Exercise directions: One number is the whole answer: the tally of lines in the records that include the word "Giriş".

[Opening Data section]

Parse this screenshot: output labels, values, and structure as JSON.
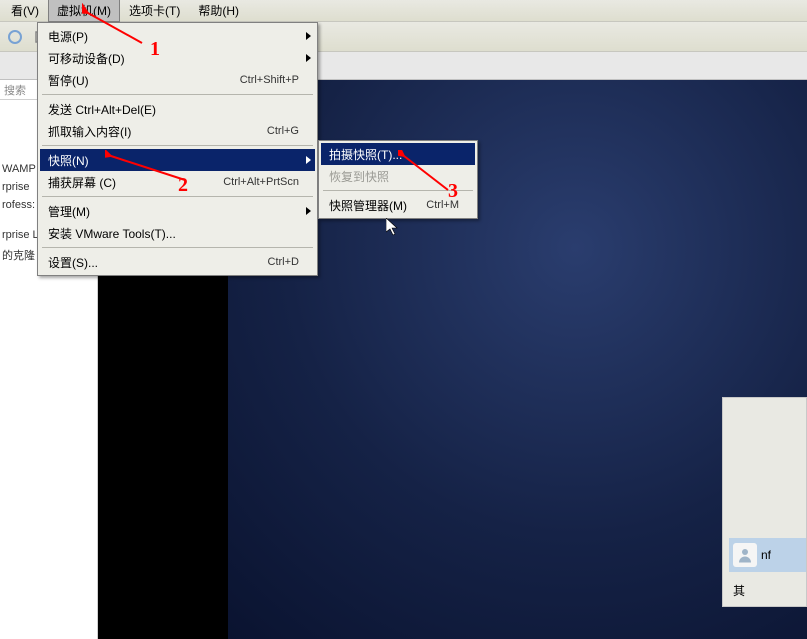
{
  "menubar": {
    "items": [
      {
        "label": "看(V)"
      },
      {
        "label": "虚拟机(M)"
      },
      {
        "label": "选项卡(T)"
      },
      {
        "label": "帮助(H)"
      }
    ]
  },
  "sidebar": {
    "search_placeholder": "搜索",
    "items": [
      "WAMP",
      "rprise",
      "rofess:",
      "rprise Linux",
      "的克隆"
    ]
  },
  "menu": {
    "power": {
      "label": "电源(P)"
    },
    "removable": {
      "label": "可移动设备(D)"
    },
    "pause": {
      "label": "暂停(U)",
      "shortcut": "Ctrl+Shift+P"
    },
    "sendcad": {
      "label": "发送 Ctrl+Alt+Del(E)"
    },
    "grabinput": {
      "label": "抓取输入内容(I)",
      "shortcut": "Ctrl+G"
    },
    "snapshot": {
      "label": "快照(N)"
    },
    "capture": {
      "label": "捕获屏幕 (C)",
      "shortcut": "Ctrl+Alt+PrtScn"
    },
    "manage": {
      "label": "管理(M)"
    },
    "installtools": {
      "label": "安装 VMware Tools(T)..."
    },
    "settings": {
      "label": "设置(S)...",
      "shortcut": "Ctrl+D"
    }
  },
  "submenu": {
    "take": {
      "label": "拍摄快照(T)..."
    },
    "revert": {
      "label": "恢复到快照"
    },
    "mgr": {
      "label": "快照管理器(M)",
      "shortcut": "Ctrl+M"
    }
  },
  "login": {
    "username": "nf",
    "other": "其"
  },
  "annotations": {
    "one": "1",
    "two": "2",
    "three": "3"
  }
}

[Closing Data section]
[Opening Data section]

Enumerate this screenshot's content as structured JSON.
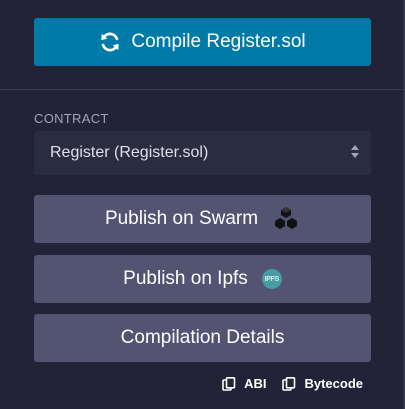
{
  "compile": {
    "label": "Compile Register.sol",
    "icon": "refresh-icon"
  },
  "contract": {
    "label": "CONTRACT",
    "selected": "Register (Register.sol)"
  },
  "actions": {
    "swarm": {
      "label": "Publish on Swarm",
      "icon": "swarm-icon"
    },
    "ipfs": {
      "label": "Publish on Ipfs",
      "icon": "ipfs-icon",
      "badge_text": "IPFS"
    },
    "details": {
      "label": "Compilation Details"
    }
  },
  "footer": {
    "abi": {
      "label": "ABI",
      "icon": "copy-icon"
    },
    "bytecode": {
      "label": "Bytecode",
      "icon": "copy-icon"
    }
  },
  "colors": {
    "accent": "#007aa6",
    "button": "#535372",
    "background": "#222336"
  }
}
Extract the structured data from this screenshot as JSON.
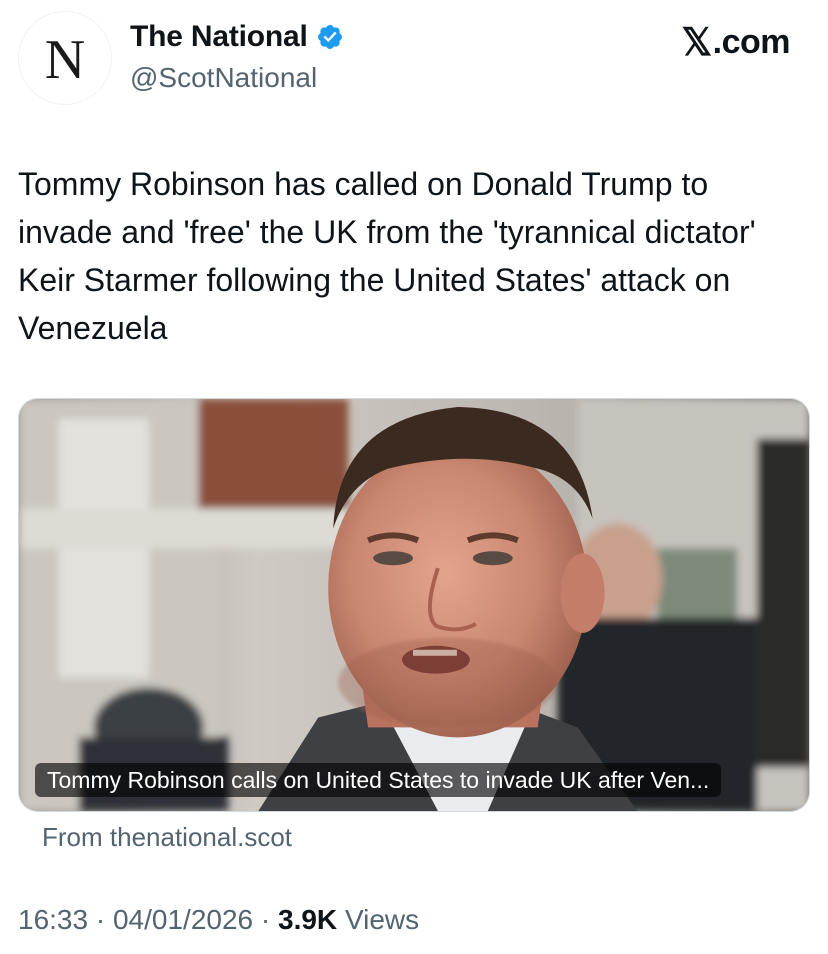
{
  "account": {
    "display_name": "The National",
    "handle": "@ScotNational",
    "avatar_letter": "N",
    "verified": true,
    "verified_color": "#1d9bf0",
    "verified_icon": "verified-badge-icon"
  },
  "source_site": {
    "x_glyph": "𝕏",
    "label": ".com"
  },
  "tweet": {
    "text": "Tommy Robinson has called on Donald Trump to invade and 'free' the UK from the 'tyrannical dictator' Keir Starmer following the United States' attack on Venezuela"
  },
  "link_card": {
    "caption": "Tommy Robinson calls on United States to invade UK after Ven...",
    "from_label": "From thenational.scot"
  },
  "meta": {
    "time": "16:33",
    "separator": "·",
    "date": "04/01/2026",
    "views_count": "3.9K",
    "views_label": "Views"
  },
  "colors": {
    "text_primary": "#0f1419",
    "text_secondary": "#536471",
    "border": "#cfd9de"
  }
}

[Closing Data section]
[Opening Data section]

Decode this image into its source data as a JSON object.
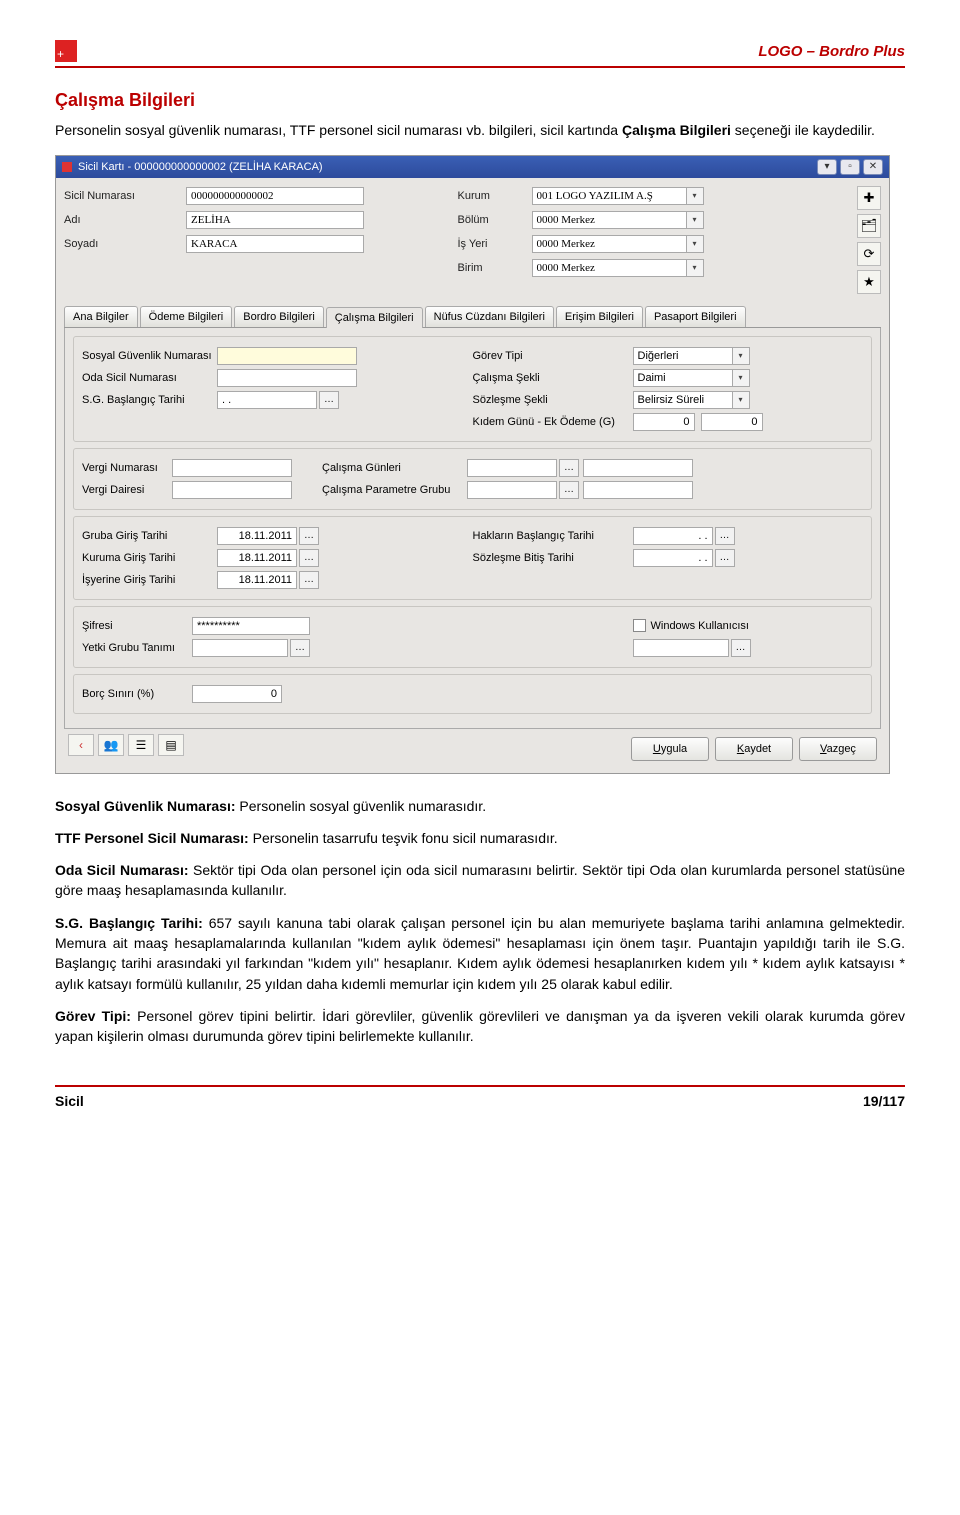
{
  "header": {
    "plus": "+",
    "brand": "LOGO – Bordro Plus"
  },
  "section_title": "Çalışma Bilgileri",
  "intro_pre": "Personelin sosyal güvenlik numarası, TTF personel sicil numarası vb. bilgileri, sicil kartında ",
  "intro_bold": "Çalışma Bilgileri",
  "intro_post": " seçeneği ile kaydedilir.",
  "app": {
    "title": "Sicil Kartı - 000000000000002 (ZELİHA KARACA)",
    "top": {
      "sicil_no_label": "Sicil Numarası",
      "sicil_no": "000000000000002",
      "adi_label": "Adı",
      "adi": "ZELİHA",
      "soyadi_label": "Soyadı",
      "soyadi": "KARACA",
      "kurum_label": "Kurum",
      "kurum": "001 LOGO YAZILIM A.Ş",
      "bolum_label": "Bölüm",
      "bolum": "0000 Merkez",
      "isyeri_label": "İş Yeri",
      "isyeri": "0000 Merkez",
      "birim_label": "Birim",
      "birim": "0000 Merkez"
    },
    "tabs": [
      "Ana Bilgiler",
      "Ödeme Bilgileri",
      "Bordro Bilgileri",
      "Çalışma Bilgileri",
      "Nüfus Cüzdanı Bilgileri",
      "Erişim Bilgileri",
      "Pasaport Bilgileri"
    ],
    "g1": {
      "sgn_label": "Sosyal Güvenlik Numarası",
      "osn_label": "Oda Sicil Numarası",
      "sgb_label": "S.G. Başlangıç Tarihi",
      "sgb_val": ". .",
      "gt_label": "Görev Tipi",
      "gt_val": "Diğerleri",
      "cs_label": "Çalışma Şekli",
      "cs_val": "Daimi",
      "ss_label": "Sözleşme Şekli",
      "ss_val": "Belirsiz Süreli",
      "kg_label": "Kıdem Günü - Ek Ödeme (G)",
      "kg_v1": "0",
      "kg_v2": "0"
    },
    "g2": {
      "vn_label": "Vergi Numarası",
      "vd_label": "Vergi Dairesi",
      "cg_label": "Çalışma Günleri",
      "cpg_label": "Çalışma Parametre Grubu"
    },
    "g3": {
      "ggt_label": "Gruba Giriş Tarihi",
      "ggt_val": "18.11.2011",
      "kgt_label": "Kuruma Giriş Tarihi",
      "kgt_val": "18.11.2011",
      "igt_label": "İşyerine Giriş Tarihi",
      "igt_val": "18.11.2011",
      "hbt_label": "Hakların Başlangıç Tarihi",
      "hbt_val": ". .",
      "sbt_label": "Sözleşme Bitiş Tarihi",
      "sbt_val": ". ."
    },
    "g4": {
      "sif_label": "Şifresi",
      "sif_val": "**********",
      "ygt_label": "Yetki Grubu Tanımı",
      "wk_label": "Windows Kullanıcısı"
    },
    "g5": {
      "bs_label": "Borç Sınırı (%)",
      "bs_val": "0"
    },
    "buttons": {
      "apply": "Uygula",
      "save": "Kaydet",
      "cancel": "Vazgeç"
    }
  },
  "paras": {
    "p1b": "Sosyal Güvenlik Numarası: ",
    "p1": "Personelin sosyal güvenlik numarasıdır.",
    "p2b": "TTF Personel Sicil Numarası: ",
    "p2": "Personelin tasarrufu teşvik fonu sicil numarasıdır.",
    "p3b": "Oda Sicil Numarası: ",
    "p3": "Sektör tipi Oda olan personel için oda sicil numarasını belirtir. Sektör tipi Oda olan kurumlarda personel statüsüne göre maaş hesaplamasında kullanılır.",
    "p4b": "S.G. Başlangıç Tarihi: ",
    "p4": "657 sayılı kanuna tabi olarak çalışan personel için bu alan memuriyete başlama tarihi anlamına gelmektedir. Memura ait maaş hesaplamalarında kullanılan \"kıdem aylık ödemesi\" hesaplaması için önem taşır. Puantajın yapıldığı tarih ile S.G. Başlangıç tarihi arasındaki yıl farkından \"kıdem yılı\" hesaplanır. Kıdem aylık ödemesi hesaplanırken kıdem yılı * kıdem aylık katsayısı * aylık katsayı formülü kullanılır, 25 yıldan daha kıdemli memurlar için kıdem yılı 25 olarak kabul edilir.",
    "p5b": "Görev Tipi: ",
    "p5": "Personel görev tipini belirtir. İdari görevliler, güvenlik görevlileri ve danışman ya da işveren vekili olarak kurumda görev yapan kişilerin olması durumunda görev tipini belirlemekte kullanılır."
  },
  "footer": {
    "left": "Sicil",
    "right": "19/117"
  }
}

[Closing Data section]

Answer box: 3